The tractor, located in Raisio about 150km from Helsinki, was remotely controlled by a driver using duplicate versions of controls located in the Finnish capital. The full 4K view of the environment was captured by a camera installed on the roof of the tractor.

Latency for control was just 20 milliseconds, despite the long distance, however the 360 video stream had a longer delay of around two seconds, which could be reduced by contracting the field of view.

Pentikäinen commented: “There are lots of potential use cases for 5G remote control in construction. Fully autonomous vehicles may take years to enter daily life, but there will still be a need for semi-automated heavy machines that require live monitoring by a human. There may be a need for 100% manual control from a remote location, for example to enable 24/7 operations in a controlled site environment.”

The drone demonstration broadcast 8K resolution, 360-degree video for the first time
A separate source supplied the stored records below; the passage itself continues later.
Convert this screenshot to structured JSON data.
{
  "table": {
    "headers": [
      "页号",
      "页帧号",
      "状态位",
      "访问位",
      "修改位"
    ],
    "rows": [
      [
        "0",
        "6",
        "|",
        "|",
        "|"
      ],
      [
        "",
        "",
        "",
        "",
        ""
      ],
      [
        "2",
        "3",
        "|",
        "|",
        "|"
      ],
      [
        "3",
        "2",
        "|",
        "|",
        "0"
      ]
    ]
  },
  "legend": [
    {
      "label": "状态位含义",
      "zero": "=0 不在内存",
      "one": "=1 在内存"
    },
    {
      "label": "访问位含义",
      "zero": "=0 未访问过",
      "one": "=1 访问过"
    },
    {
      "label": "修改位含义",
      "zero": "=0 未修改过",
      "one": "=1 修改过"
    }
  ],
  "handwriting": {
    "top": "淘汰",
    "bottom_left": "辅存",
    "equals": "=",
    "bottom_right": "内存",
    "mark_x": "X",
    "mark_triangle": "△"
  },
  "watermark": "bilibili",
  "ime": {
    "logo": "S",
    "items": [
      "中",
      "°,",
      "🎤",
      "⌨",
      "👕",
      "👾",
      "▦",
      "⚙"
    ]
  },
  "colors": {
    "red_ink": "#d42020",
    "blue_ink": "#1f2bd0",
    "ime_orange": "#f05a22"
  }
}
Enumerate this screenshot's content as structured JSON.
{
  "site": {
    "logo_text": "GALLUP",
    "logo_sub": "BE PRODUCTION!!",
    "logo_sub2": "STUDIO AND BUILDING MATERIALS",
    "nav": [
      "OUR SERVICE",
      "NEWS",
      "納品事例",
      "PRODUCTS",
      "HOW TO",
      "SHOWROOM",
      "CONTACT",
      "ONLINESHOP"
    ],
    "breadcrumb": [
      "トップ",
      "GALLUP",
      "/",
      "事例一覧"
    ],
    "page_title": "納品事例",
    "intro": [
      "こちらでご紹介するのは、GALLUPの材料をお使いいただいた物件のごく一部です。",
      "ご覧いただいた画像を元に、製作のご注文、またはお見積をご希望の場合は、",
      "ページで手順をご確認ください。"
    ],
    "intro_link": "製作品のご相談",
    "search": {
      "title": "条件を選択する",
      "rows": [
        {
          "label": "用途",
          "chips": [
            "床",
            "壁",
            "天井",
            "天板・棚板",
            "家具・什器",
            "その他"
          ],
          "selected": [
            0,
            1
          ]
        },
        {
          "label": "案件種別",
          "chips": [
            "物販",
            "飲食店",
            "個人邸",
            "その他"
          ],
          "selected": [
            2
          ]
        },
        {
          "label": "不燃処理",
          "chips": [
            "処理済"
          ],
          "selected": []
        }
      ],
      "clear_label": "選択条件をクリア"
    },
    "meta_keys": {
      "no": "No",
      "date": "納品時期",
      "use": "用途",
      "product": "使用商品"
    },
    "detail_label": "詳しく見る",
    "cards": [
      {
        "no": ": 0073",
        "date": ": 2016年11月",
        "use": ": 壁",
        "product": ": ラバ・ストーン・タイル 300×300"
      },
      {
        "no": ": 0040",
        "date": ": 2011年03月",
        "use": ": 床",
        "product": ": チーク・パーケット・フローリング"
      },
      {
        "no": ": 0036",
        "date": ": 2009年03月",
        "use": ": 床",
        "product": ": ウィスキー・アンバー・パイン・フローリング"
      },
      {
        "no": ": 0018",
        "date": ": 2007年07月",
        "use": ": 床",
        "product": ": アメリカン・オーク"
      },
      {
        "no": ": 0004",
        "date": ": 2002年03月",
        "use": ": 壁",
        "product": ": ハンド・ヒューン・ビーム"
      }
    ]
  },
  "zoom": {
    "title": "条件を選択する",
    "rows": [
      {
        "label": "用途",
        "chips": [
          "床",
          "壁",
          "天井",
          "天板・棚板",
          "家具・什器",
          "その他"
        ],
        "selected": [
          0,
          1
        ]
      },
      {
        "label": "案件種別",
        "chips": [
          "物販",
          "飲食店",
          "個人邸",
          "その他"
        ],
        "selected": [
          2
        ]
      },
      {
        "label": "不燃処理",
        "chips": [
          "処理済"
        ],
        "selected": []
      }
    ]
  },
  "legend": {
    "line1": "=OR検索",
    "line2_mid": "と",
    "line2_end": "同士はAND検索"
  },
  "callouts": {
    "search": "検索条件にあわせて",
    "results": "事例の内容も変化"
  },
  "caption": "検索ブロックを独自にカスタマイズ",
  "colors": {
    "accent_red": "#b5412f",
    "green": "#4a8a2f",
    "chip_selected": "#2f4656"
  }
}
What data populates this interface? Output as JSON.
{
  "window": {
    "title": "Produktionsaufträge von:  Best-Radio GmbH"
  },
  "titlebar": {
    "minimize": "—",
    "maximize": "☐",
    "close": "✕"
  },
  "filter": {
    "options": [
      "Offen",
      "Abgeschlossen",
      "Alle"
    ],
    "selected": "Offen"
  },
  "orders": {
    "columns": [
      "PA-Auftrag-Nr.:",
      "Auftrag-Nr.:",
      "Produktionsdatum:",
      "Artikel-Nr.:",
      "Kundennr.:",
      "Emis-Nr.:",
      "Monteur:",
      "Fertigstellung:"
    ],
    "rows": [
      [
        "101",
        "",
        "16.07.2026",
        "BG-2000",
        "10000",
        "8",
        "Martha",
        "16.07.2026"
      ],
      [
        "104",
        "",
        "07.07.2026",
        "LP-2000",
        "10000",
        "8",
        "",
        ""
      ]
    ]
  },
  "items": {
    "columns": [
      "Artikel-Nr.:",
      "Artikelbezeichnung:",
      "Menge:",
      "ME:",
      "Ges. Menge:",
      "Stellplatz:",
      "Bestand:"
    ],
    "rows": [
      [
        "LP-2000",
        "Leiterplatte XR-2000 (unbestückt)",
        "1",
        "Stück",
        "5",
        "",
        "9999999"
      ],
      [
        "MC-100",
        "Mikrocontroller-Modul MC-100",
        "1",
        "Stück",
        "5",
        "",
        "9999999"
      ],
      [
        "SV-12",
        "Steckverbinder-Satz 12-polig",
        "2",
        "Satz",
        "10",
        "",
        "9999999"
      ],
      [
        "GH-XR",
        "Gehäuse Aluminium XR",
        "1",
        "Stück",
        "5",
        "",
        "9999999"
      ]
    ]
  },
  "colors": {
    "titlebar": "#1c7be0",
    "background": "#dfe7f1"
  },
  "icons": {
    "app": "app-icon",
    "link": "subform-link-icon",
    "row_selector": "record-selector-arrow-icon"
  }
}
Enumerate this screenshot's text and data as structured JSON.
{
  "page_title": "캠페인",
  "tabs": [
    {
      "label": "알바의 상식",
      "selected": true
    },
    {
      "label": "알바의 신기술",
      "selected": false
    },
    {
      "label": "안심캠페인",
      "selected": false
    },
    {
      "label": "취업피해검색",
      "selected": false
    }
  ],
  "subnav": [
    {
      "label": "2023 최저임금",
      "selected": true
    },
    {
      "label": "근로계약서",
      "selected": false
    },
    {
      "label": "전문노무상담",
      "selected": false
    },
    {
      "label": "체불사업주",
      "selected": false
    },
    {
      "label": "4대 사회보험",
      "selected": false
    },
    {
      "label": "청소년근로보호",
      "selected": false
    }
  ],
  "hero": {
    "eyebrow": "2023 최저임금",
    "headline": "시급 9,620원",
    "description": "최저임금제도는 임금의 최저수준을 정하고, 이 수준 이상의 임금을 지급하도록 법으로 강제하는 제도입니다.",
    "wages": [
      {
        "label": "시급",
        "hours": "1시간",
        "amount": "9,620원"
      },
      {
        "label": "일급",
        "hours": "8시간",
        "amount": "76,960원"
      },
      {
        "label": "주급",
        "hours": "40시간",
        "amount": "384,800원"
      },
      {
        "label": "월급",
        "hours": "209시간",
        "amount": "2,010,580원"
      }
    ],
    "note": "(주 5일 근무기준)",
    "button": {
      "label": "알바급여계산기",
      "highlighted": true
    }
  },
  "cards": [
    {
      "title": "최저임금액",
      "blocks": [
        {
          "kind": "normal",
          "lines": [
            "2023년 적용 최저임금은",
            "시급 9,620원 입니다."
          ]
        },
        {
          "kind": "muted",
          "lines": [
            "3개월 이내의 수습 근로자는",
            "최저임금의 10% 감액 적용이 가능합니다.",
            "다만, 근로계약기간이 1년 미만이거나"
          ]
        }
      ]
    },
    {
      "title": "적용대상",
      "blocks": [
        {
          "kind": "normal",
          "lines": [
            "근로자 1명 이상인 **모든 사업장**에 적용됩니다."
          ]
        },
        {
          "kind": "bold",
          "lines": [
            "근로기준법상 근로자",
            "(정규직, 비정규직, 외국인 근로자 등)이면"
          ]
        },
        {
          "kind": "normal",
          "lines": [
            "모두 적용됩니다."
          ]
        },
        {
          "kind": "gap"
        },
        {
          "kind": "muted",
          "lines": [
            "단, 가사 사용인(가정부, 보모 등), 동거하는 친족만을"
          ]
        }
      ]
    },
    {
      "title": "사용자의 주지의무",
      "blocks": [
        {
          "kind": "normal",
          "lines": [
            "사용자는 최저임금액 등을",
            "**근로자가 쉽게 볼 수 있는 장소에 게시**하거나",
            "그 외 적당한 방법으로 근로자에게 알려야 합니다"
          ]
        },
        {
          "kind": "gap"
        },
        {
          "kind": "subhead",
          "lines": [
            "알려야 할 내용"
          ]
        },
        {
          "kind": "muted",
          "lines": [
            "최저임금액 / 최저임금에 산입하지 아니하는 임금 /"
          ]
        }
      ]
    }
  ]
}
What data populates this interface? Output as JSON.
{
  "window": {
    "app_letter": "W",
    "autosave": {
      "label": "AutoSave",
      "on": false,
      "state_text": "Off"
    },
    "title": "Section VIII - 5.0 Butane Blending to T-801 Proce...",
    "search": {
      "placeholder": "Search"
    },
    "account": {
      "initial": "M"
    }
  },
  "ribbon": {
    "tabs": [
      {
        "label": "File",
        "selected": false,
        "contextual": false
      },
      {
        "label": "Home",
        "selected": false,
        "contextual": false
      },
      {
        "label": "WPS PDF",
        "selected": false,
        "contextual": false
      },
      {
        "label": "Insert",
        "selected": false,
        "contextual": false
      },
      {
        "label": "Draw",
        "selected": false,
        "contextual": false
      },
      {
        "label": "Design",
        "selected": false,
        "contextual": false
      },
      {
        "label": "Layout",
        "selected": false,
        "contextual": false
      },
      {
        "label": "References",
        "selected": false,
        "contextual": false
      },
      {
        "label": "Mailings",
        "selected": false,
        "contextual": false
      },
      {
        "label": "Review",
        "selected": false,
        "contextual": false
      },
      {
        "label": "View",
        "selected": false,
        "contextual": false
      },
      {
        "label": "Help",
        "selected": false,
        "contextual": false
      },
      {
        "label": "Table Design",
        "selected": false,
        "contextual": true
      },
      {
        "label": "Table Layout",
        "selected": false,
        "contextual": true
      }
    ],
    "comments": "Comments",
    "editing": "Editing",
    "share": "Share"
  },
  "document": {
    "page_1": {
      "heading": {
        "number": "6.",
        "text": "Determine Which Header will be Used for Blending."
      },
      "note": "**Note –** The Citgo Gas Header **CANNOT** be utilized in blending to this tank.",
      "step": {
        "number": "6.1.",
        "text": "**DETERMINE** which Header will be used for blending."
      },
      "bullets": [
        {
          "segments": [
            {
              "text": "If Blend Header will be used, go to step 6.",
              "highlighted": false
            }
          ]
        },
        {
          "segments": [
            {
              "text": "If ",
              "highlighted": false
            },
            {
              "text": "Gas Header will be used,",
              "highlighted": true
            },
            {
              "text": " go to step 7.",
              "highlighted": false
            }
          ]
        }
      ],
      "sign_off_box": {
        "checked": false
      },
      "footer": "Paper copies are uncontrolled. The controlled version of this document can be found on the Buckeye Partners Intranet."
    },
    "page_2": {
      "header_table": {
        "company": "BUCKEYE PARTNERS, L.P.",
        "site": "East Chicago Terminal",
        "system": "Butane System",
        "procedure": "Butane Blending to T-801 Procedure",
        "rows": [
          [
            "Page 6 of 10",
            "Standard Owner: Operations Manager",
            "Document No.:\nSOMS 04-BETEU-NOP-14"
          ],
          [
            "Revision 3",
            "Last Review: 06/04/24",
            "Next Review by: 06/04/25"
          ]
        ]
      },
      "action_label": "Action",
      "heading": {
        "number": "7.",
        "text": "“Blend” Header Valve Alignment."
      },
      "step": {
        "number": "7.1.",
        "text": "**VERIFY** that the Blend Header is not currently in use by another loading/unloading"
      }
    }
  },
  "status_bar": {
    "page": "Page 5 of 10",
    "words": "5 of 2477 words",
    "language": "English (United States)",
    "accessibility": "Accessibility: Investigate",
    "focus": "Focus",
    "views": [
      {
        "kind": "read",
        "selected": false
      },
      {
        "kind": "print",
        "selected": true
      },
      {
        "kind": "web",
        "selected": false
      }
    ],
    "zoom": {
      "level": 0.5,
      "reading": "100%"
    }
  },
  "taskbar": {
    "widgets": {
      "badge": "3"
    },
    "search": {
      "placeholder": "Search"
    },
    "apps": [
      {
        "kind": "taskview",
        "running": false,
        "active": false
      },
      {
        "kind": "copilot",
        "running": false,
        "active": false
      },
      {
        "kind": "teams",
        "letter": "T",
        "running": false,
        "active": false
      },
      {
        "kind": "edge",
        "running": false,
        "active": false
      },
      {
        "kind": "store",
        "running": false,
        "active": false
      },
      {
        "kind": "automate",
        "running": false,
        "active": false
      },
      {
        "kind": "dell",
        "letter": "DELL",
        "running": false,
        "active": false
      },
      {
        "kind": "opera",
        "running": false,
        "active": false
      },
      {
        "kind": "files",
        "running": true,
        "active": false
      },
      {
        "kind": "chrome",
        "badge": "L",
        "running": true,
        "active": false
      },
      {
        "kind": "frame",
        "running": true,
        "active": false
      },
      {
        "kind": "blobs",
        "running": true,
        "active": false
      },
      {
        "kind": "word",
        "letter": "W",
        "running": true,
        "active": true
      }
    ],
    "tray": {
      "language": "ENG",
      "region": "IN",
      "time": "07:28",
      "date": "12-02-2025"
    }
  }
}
The drone demonstration broadcast 8K resolution, 360-degree video for the first time over 5G. A 4K version, that can be experienced by visitors to the showroom, broadcasts a drone video stream of the seashore in Jätkäsaari, Helsinki to a virtual reality headset.

According to Pentikäinen, the extremely sharp, real-time video footage offers an opportunity to create new forms of aerial site survey that are viewable from any angle. High definition images could support on-the-fly machine learning and object recognition to, for example, detect how a build is progressing compared to the design and update BIM.